Have you ever gotten a customer service email that totally turned you off of the company? You think, “OK, that was just bad.” Whether the email didn’t address your concern, sounded too formal or too casual, or looked like it was written by a corporate robot, it just didn’t work. That’s exactly the kind of customer service email you don’t want to write. Follow these tips in your emails, and you’ll have the happiest customers around.
Watch Your Language
The language in your customer service emails should be helpful and professional, but not overly formal. The level of formality you employ depends on your customers. Treat them like human beings, not stuffy bureaucrats. And hey, if they are stuffy bureaucrats, hit them with all of the flowery, ten-dollar words you can muster. The best rule of thumb is to mirror the language they used in their initial email. If you talk to them the way they talk to you, you’ll be more relatable to them. It will ease communication so you can better solve whatever problem they’re experiencing.
Beef Up Your Strategy
You can use a variety of different tactics to craft the best emails for your specific customers. Try a few of these ideas out, if you haven’t already, and you’ll be sending customer service emails like a real pro:
- Automatic replies: As soon as you receive a ticket, let your customer know that you’ve received their email or chat and that you’re working on it. The acknowledgment of their problem or complaint helps ease their anxiety about whatever they’re going through. An automatic reply will buy you some goodwill—and more time to solve their problem. Some auto replies promise a more personal response in a certain time frame, which can be great for the customer—but only if you can keep your promise!
- Respond to complaints: Even if a customer emails you just to tell you that your product or service is terrible, respond politely. Tell them that you’re sorry they’ve had a bad experience, and ask them what went wrong. Any feedback they give you will help you learn how to fix these problems in the future.
- Follow up after resolution: Sending your customer the solution to their problem doesn’t mean your job is done. Follow up with them to make sure it worked for them. Let your customer know you were happy to help them and that you’re just an email away if they have any other questions.
- Have fun with it: A lighthearted joke here and there can go a long way in maintaining good relationships with your customers. Think hard about the kind of humor your customers would appreciate, and go with that. Of course, if they wouldn’t appreciate a joke at all, it’s best to stay away from humor. But there are other ways to keep it light. Flex your creative muscles, and play to your own personality strengths, and you’ll find ways to delight your customers with every email.

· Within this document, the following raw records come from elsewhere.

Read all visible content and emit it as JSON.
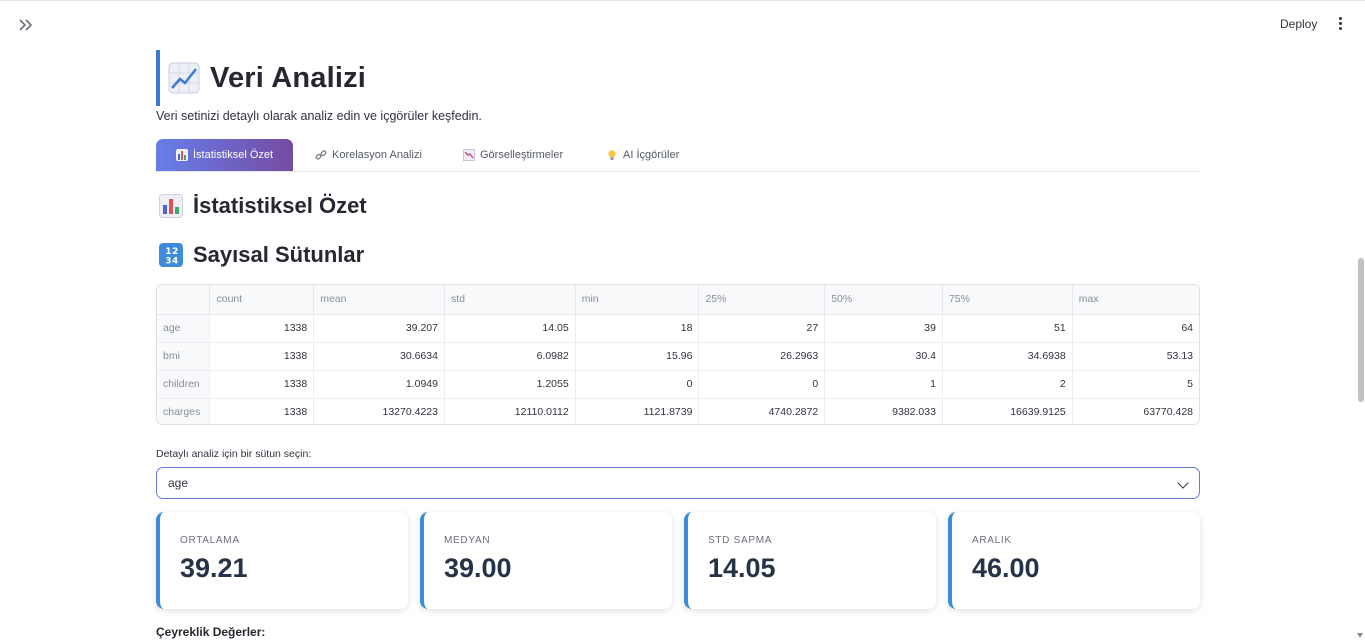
{
  "app": {
    "deploy_label": "Deploy",
    "icons": {
      "sidebar": "double-chevron-right-icon",
      "menu": "vertical-dots-icon"
    }
  },
  "page": {
    "title": "Veri Analizi",
    "title_icon": "chart-increasing-icon",
    "subtitle": "Veri setinizi detaylı olarak analiz edin ve içgörüler keşfedin."
  },
  "tabs": [
    {
      "label": "İstatistiksel Özet",
      "icon": "bar-chart-icon",
      "active": true
    },
    {
      "label": "Korelasyon Analizi",
      "icon": "link-icon",
      "active": false
    },
    {
      "label": "Görselleştirmeler",
      "icon": "chart-decreasing-icon",
      "active": false
    },
    {
      "label": "AI İçgörüler",
      "icon": "light-bulb-icon",
      "active": false
    }
  ],
  "sections": {
    "summary_title": "İstatistiksel Özet",
    "summary_icon": "bar-chart-icon",
    "numeric_title": "Sayısal Sütunlar",
    "numeric_icon": "input-numbers-icon"
  },
  "stats_table": {
    "columns": [
      "",
      "count",
      "mean",
      "std",
      "min",
      "25%",
      "50%",
      "75%",
      "max"
    ],
    "rows": [
      [
        "age",
        "1338",
        "39.207",
        "14.05",
        "18",
        "27",
        "39",
        "51",
        "64"
      ],
      [
        "bmi",
        "1338",
        "30.6634",
        "6.0982",
        "15.96",
        "26.2963",
        "30.4",
        "34.6938",
        "53.13"
      ],
      [
        "children",
        "1338",
        "1.0949",
        "1.2055",
        "0",
        "0",
        "1",
        "2",
        "5"
      ],
      [
        "charges",
        "1338",
        "13270.4223",
        "12110.0112",
        "1121.8739",
        "4740.2872",
        "9382.033",
        "16639.9125",
        "63770.428"
      ]
    ]
  },
  "column_select": {
    "label": "Detaylı analiz için bir sütun seçin:",
    "value": "age"
  },
  "metrics": [
    {
      "label": "ORTALAMA",
      "value": "39.21"
    },
    {
      "label": "MEDYAN",
      "value": "39.00"
    },
    {
      "label": "STD SAPMA",
      "value": "14.05"
    },
    {
      "label": "ARALIK",
      "value": "46.00"
    }
  ],
  "quartile_label": "Çeyreklik Değerler:",
  "colors": {
    "accent": "#3a8ed5",
    "tab_gradient_start": "#667eea",
    "tab_gradient_end": "#764ba2",
    "title_border": "#3a7bd5"
  }
}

The best place for a funny joke or a “Have a nice weekend!” is at the end of an email. You want to leave them with a happy feeling.
- Personalize: Any personalization in a customer service email will go a long way in making them feel they are talking to a person, not a robot. Use their name and any other (appropriate) personal info you might have available to you to let your customers know you’re here for them. Try to relate to and empathize with your customers. Recognizing that whatever they’re going through isn’t great will help them feel like you’re talking to them, not at them.
Use the Right Tools for the Job
There are a wide array of email tools available to help you manage your customer service email workflows. Here are a few of the best:
- Team Inbox: A shared inbox is a great way to manage your incoming customer service emails. Having everyone log into a single email account can get messy fast. A shared team inbox solves most, if not all, of the problems caused by a shared account.
- Social Support: Many customers’ first impulse when they have a problem is to go straight to social media and post publicly on your company page. Many web tools offer a social media integration that will send these complaints straight to your personal or team inbox. Then you can jot a reply down from a single centralized location.
- Ticket Systems: No customer service department is complete without a ticket system. Managers need a way to assign tickets to customer service representatives in an efficient and helpful way. That should be the main factor in determining which ticket system to use.
There are many alternatives for each of these tools on the market. Do your research to determine which solution best addresses your individual customer service department’s needs. Then you can help your customers like never before.